A small number of the forest species of lepidoptera (moths and butterflies, which exist as caterpillars during most of their life cycle) exhibit regularly recurring patterns of population growth and decline—such fluctuations in population are known as population cycles. Although many different variables influence population levels, a regular pattern such as a population cycle seems to imply a dominant, driving force. Identification of that driving force, however, has proved surprisingly elusive despite considerable research. The common approach of studying causes of population cycles by measuring the mortality caused by different agents, such as predatory birds or parasites, has been unproductive in the case of lepidoptera. Moreover, population ecologists' attempts to alter cycles by changing the caterpillars' habitat and by reducing caterpillar populations have not succeeded. In short, the evidence implies that these insect populations, if not self-regulating, may at least be regulated by an agent more intimately connected with the insect than are predatory birds or parasites.
Recent work suggests that this agent may be a virus. For many years, viral disease had been reported in declining populations of caterpillars, but population ecologists had usually considered viral disease to have contributed to the decline once it was underway rather than to have initiated it. The recent work has been made possible by new techniques of molecular biology that allow viral DNA to be detected at low concentrations in the environment. Nuclear polyhedrosis viruses are hypothesized to be the driving force behind population cycles in lepidoptera in part because the viruses themselves follow an infectious cycle in which, if protected from direct sunlight, they may remain virulent for many years in the environment, embedded in durable crystals of polyhedrin protein. Once ingested by a caterpillar, the crystals dissolve, releasing the virus to infect the insect's cells. Late in the course of the infection, millions of new virus particles are formed and enclosed in polyhedrin crystals. These crystals reenter the environment after the insect dies and decomposes, thus becoming available to infect other caterpillars.
One of the attractions of this hypothesis is its broad applicability. Remarkably, despite significant differences in habitat and behavior, many species of lepidoptera have population cycles of similar length, between eight and 11 years. Nuclear polyhedrosis viral infection is one factor these disparate species share.
According to the passage, nuclear polyhedrosis viruses can remain virulent in the environment only when
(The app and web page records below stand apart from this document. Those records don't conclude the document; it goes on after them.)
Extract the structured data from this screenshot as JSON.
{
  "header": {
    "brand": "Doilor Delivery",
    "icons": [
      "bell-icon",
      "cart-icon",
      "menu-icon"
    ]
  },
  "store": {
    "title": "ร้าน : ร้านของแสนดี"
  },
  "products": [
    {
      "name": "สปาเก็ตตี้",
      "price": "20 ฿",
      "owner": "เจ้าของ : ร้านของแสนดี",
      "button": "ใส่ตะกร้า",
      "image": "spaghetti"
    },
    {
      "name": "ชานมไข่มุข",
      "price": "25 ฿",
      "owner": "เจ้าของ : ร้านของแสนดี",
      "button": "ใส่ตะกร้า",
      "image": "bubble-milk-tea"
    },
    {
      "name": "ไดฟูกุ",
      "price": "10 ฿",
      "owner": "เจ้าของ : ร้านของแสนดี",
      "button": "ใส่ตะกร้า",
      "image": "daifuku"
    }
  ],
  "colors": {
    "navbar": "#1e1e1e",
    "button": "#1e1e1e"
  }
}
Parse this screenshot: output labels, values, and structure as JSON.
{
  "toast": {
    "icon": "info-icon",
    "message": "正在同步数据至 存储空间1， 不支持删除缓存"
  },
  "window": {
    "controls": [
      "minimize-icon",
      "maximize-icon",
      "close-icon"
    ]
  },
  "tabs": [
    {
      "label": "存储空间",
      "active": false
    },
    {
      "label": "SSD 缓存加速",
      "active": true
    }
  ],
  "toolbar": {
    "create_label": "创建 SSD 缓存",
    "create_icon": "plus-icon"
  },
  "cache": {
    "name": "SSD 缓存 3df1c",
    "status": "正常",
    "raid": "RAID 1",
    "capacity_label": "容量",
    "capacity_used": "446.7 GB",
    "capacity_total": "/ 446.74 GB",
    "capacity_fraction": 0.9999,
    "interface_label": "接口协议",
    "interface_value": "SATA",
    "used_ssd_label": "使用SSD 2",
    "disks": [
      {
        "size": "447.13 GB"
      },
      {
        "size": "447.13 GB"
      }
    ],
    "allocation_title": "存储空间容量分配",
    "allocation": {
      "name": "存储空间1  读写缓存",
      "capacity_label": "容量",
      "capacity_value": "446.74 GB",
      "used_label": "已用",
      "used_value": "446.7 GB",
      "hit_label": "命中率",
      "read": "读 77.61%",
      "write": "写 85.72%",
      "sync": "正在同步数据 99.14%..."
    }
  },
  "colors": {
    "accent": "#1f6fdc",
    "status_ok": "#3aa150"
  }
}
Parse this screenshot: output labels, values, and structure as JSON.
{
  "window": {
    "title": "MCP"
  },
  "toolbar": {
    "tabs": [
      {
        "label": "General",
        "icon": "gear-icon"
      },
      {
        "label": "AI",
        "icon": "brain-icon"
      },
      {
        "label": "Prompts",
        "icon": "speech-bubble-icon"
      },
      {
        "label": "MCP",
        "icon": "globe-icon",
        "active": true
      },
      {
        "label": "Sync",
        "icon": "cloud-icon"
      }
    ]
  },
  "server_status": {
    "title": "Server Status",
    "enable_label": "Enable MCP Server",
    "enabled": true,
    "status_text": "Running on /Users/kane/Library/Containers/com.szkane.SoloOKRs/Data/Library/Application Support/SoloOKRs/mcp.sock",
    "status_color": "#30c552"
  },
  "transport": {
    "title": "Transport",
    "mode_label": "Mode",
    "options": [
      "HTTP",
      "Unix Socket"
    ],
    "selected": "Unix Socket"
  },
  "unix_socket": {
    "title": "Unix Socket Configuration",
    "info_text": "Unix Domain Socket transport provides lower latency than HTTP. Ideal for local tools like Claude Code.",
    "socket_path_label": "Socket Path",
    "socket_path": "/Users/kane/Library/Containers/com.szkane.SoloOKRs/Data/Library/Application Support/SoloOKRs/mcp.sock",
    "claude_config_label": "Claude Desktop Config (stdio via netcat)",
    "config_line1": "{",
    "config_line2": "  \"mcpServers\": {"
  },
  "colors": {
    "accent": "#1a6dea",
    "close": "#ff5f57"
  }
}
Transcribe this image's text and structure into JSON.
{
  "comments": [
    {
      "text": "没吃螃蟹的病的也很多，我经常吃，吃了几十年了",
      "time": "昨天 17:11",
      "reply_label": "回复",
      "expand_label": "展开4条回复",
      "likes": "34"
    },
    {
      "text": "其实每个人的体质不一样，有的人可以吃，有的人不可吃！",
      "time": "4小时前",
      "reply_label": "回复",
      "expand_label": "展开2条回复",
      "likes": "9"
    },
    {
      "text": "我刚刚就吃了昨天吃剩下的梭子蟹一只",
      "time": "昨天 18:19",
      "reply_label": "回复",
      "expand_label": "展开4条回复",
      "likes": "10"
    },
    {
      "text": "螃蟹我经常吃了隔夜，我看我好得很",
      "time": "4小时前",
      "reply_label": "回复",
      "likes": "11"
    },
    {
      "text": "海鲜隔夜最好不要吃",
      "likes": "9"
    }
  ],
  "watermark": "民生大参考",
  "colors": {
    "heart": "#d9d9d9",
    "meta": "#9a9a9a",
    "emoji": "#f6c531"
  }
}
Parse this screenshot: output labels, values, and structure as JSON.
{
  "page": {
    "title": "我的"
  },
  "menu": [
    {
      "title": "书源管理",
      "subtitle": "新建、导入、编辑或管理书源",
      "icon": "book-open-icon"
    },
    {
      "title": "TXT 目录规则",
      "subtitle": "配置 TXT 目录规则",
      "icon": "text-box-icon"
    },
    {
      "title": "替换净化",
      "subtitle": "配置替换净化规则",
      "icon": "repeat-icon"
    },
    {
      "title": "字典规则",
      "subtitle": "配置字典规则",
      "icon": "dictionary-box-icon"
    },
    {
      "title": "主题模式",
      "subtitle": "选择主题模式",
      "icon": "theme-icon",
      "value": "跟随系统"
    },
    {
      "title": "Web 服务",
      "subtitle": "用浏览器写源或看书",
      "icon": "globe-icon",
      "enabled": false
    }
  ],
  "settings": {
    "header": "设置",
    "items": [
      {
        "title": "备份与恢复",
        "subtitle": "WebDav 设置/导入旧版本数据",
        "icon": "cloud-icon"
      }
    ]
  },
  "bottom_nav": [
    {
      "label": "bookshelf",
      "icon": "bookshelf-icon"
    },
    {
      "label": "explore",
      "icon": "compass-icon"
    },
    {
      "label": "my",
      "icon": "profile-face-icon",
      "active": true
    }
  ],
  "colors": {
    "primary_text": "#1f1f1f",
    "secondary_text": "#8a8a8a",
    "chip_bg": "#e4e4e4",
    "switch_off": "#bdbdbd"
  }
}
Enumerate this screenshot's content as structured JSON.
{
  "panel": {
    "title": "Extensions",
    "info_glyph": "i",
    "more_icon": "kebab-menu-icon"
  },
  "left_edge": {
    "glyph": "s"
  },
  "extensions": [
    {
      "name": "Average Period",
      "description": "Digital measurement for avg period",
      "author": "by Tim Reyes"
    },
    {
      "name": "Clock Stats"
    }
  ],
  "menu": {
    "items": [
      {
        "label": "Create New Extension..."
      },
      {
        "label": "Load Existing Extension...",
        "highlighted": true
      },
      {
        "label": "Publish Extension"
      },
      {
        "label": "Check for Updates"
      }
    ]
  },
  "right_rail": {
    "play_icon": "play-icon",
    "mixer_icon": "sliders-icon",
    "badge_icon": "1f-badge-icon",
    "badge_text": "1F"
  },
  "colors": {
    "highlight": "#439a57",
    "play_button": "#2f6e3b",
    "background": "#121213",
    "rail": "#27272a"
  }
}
the polyhedrin protein crystals dissolve
caterpillar populations are in decline
they are present in large numbers
their concentration in a particular area remains low
they are sheltered from direct sunlight